Also, the grant or denial of such a motion is within the discretion of the trial court and will not be overturned absent a clear abuse of discretion. See e. g., United States v. Atkins, 545 F.2d 1153 (8th Cir. 1976).


We agree with the district court that the new evidence is merely cumulative and impeaching. The only arguable beneficial effect to Carter of the Masters statement is that it tends to impeach Goff's credibility. Moreover, in view of the evidence concerning her being paid by the government, the charges against her being dropped, her prostitution activities, and her poor reputation for truthfulness, the statement would be cumulative.

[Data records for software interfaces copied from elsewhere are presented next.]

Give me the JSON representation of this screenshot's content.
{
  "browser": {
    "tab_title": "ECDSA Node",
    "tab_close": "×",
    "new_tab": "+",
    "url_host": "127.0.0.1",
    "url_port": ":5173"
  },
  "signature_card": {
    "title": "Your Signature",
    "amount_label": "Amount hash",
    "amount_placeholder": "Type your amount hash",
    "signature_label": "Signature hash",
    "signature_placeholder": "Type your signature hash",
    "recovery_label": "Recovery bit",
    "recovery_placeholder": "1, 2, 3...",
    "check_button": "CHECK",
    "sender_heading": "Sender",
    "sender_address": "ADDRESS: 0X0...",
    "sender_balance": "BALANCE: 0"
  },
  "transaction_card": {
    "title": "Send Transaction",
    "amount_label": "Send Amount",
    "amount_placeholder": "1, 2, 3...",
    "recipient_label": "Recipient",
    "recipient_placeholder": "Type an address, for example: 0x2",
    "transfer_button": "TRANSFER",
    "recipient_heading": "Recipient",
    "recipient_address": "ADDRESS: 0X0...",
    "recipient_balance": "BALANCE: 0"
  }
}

On Carter's direct appeal, this court characterized the evidence of guilt as "overwhelming." United States v. Carter, supra, 528 F.2d at 852. Accordingly, we find that it is extremely doubtful that the Masters statement would produce an acquittal on retrial, particularly since the government's case rested upon the testimony of Pfleiger, not Goff.


Based on the foregoing, we conclude that the district court properly denied the motion for a new trial. See United States v. McWilliams, 421 F.2d 1083 (8th Cir.), cert. denied, 397 U.S. 1070, 90 S.Ct. 1515, 25 L.Ed.2d 694 (1970).




The Honorable William R. Collinson, United States District Court for the Western District of Missouri